See-Hear Artist’s Statement
My ideas about the representation of self and others in art and the relationship between art and memory are largely formed from having studied and loved photography and having been a serious amateur photographer for several years. I don’t currently make photographs as an artistic practice, but I am still deeply enamored of the medium and fascinated by the aesthetic and ethical questions raised by photography.
When Jerriod Avant invited me to do this project my husband, sons and I had just returned from a trip to Norway. It was not a good trip. I’m still not entirely sure why not. Certainly it had been beautiful. Everything looked like a photograph. And yet on the trip I felt that I couldn’t see anything, couldn’t feel, but I couldn’t explain or understand why. I had our vacation photographs, which told one story, and I had memories, which told another story. It seemed to me there was something else, something beyond memory and photographs, beyond my own experience even—what was that, how was that recorded, how could that be communicated? And, what kind of story would a poem of the trip tell? If, as Susan Sontag wrote, “the painter constructs, the photographer discloses,” what does the poet do?
A few months before going to Norway, I’d written a lecture (for the Bagley Wright Lecture Series) about how my poetics were formed in response to the genre-concerns of photography and about the photographers who had influenced me in high school and college including, Robert Frank, Dorothea Lange, William Eggleston, Paul Strand, Henri Cartier-Bresson, Lois Conner, and Sally Mann.
When I was looking at and/or photographing Norway, I was contemplating the space between Sontag’s statement, “A way of certifying experience, taking photographs is also a way of refusing it—by limiting experience to a search for the photogenic, by converting experience into an image, a souvenir” and Lange’s statement, “The camera is an instrument that teaches people how to see without a camera.” This project was made into that space.
Without giving “See-Hear” away—can one do anything with poems other than give them away?—the photographs I use are tourist snapshots from my trip in 2015 and photographs taken before I was born that I found (after my trip) in an album labeled “Norway 1968” in my mother’s hand.
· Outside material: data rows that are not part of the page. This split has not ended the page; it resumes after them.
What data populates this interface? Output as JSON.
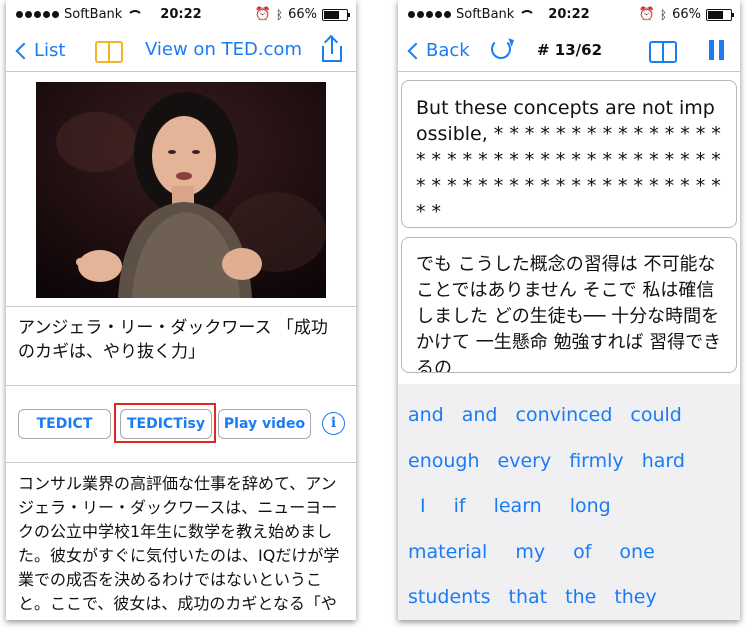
{
  "status_left": {
    "carrier": "SoftBank",
    "time": "20:22",
    "battery": "66%",
    "battery_level": 0.66
  },
  "status_right": {
    "carrier": "SoftBank",
    "time": "20:22",
    "battery": "66%",
    "battery_level": 0.66
  },
  "left_nav": {
    "back_label": "List",
    "ted_link": "View on TED.com"
  },
  "talk": {
    "title": "アンジェラ・リー・ダックワース 「成功のカギは、やり抜く力」",
    "buttons": {
      "tedict": "TEDICT",
      "tedictisy": "TEDICTisy",
      "play": "Play video"
    },
    "info_symbol": "i",
    "description": "コンサル業界の高評価な仕事を辞めて、アンジェラ・リー・ダックワースは、ニューヨークの公立中学校1年生に数学を教え始めました。彼女がすぐに気付いたのは、IQだけが学業での成否を決めるわけではないということ。ここで、彼女は、成功のカギとなる「やり"
  },
  "right_nav": {
    "back_label": "Back",
    "counter": "# 13/62"
  },
  "sentence": {
    "english": "But these concepts are not impossible, * * * * * * * * * * * * * * * * * * * * * * * * * * * * * * * * * * * * * * * * * * * * * * * * * * * * * * * * *",
    "japanese": "でも こうした概念の習得は 不可能なことではありません そこで 私は確信しました どの生徒も── 十分な時間をかけて 一生懸命 勉強すれば 習得できるの"
  },
  "word_bank": [
    [
      "and",
      "and",
      "convinced",
      "could"
    ],
    [
      "enough",
      "every",
      "firmly",
      "hard"
    ],
    [
      "I",
      "if",
      "learn",
      "long"
    ],
    [
      "material",
      "my",
      "of",
      "one"
    ],
    [
      "students",
      "that",
      "the",
      "they"
    ]
  ],
  "colors": {
    "accent": "#1a7cf5",
    "book_icon_left": "#f2b324",
    "highlight": "#e3261f"
  }
}
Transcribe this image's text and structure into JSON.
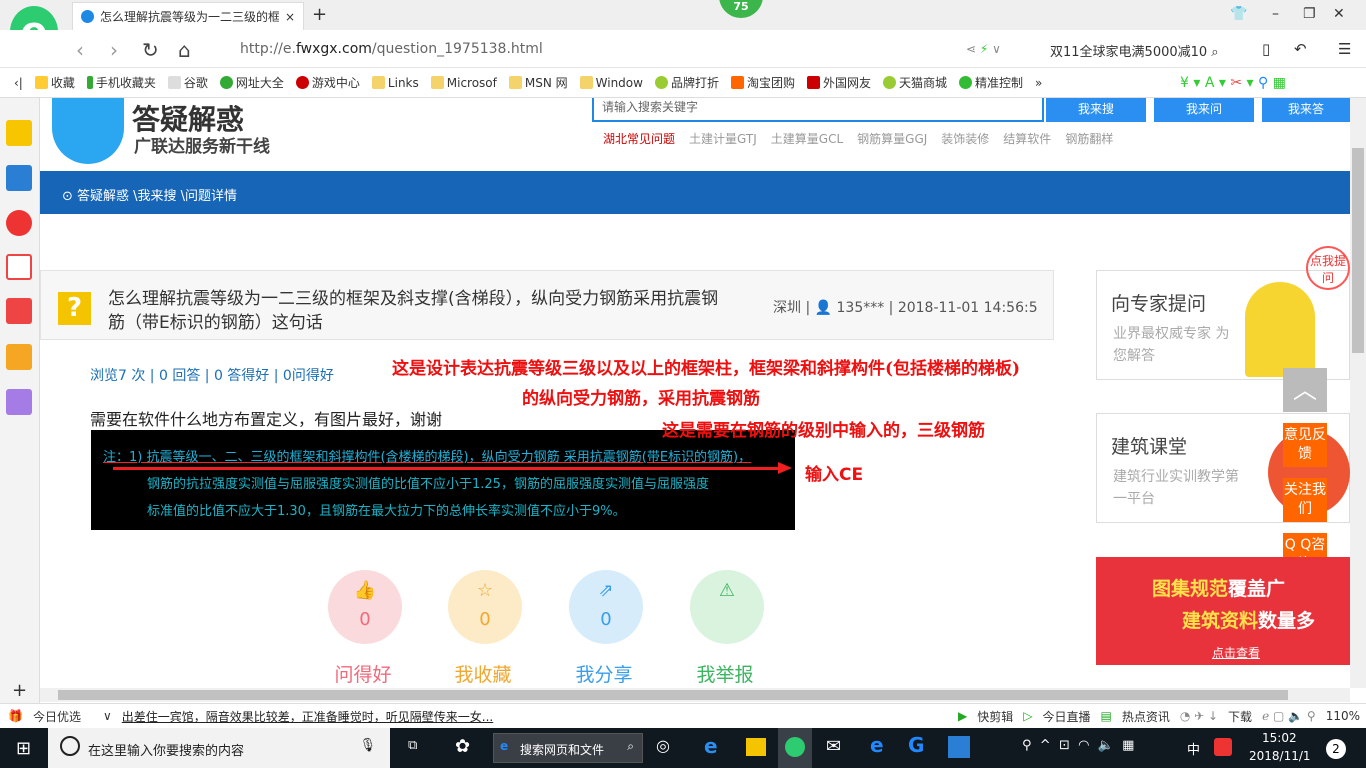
{
  "browser": {
    "tab_title": "怎么理解抗震等级为一二三级的框",
    "badge": "75",
    "url_prefix": "http://e.",
    "url_domain": "fwxgx.com",
    "url_path": "/question_1975138.html",
    "search_text": "双11全球家电满5000减10"
  },
  "bookmarks": [
    "收藏",
    "手机收藏夹",
    "谷歌",
    "网址大全",
    "游戏中心",
    "Links",
    "Microsof",
    "MSN 网",
    "Window",
    "品牌打折",
    "淘宝团购",
    "外国网友",
    "天猫商城",
    "精准控制",
    "»"
  ],
  "header": {
    "logo_title": "答疑解惑",
    "logo_sub": "广联达服务新干线",
    "search_placeholder": "请输入搜索关键字",
    "btn_search": "我来搜",
    "btn_ask": "我来问",
    "btn_answer": "我来答",
    "hot_links": [
      "湖北常见问题",
      "土建计量GTJ",
      "土建算量GCL",
      "钢筋算量GGJ",
      "装饰装修",
      "结算软件",
      "钢筋翻样"
    ]
  },
  "breadcrumb": "答疑解惑 \\我来搜 \\问题详情",
  "question": {
    "title": "怎么理解抗震等级为一二三级的框架及斜支撑(含梯段），纵向受力钢筋采用抗震钢筋（带E标识的钢筋）这句话",
    "meta": "深圳 | 👤 135*** | 2018-11-01 14:56:5",
    "stats": "浏览7 次 | 0 回答 | 0 答得好 | 0问得好",
    "body": "需要在软件什么地方布置定义，有图片最好，谢谢",
    "image_lines": [
      "注：1) 抗震等级一、二、三级的框架和斜撑构件(含楼梯的梯段)，纵向受力钢筋  采用抗震钢筋(带E标识的钢筋)，",
      "钢筋的抗拉强度实测值与屈服强度实测值的比值不应小于1.25，钢筋的屈服强度实测值与屈服强度",
      "标准值的比值不应大于1.30，且钢筋在最大拉力下的总伸长率实测值不应小于9%。"
    ]
  },
  "annotations": {
    "line1": "这是设计表达抗震等级三级以及以上的框架柱，框架梁和斜撑构件(包括楼梯的梯板)",
    "line2": "的纵向受力钢筋，采用抗震钢筋",
    "line3": "这是需要在钢筋的级别中输入的，三级钢筋",
    "line4": "输入CE"
  },
  "actions": [
    {
      "label": "问得好",
      "count": "0",
      "icon": "thumbs-up",
      "color": "#fadadd"
    },
    {
      "label": "我收藏",
      "count": "0",
      "icon": "star",
      "color": "#fdebc8"
    },
    {
      "label": "我分享",
      "count": "0",
      "icon": "share",
      "color": "#d6ecfb"
    },
    {
      "label": "我举报",
      "count": "0",
      "icon": "warning",
      "color": "#daf3df"
    }
  ],
  "sidebar_cards": [
    {
      "title": "向专家提问",
      "sub": "业界最权威专家 为您解答"
    },
    {
      "title": "建筑课堂",
      "sub": "建筑行业实训教学第一平台"
    }
  ],
  "bubble": "点我提问",
  "float_buttons": [
    "意见反馈",
    "关注我们",
    "Q Q咨询"
  ],
  "banner": {
    "line1a": "图集规范",
    "line1b": "覆盖广",
    "line2a": "建筑资料",
    "line2b": "数量多",
    "cta": "点击查看"
  },
  "statusbar": {
    "today": "今日优选",
    "news": "出差住一宾馆，隔音效果比较差，正准备睡觉时，听见隔壁传来一女...",
    "items": [
      "快剪辑",
      "今日直播",
      "热点资讯",
      "下载"
    ],
    "zoom": "110%"
  },
  "taskbar": {
    "search_placeholder": "在这里输入你要搜索的内容",
    "web_search": "搜索网页和文件",
    "ime": "中",
    "time": "15:02",
    "date": "2018/11/1",
    "notif": "2"
  }
}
I wanted this piece to mimic the process of memory as variously and palpably as possible and asked my son, Moses Zucker Goren (16 at the time), if he could code something that involved chance, was interactive, and somehow changed and degraded. The concept evolved as we collaborated and hit various technical constraints (including the constraints of memory, vision and language). I wrote the final “script-poem” when I was able to see what the technology and his coding might produce.